→ ASSIGNMENT
In which lines of the data does the string "JSON" appear? Copy every one.

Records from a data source
------------------------------------------------

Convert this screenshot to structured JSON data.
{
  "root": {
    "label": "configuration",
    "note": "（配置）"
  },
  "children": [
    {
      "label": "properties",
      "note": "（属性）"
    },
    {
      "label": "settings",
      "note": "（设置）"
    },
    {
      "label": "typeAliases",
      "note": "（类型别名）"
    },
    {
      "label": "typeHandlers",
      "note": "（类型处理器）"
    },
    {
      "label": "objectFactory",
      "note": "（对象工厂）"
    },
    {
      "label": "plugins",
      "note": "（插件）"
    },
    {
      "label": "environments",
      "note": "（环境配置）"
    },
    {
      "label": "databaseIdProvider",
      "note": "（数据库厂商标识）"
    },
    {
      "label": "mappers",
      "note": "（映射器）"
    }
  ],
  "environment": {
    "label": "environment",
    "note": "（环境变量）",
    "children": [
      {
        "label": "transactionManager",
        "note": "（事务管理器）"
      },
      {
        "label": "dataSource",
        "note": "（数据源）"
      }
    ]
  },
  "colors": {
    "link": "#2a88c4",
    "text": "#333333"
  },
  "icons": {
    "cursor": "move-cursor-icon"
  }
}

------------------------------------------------

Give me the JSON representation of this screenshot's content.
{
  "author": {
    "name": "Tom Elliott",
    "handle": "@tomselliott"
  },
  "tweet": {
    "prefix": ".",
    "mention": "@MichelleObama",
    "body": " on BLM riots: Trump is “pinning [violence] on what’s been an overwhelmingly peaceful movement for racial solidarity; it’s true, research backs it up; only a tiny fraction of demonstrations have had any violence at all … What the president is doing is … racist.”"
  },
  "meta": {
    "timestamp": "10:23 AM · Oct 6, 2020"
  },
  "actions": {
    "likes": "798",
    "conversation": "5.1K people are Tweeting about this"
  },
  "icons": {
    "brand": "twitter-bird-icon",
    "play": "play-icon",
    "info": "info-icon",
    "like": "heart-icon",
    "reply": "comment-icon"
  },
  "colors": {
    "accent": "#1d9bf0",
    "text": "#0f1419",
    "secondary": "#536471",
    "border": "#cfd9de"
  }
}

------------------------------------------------

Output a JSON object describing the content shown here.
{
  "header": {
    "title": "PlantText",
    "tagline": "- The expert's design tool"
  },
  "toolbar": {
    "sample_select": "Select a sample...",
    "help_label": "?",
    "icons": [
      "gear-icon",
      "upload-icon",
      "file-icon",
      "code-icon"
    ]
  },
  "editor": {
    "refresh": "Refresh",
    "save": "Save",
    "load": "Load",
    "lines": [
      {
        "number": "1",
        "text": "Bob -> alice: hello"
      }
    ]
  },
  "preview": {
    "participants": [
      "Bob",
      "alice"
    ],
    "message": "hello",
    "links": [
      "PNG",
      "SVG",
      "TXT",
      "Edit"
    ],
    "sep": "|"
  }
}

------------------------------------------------

→ ANSWER AREA
Convert this screenshot to structured JSON data.
Give me the JSON representation of this screenshot's content.
Output a JSON object describing the content shown here.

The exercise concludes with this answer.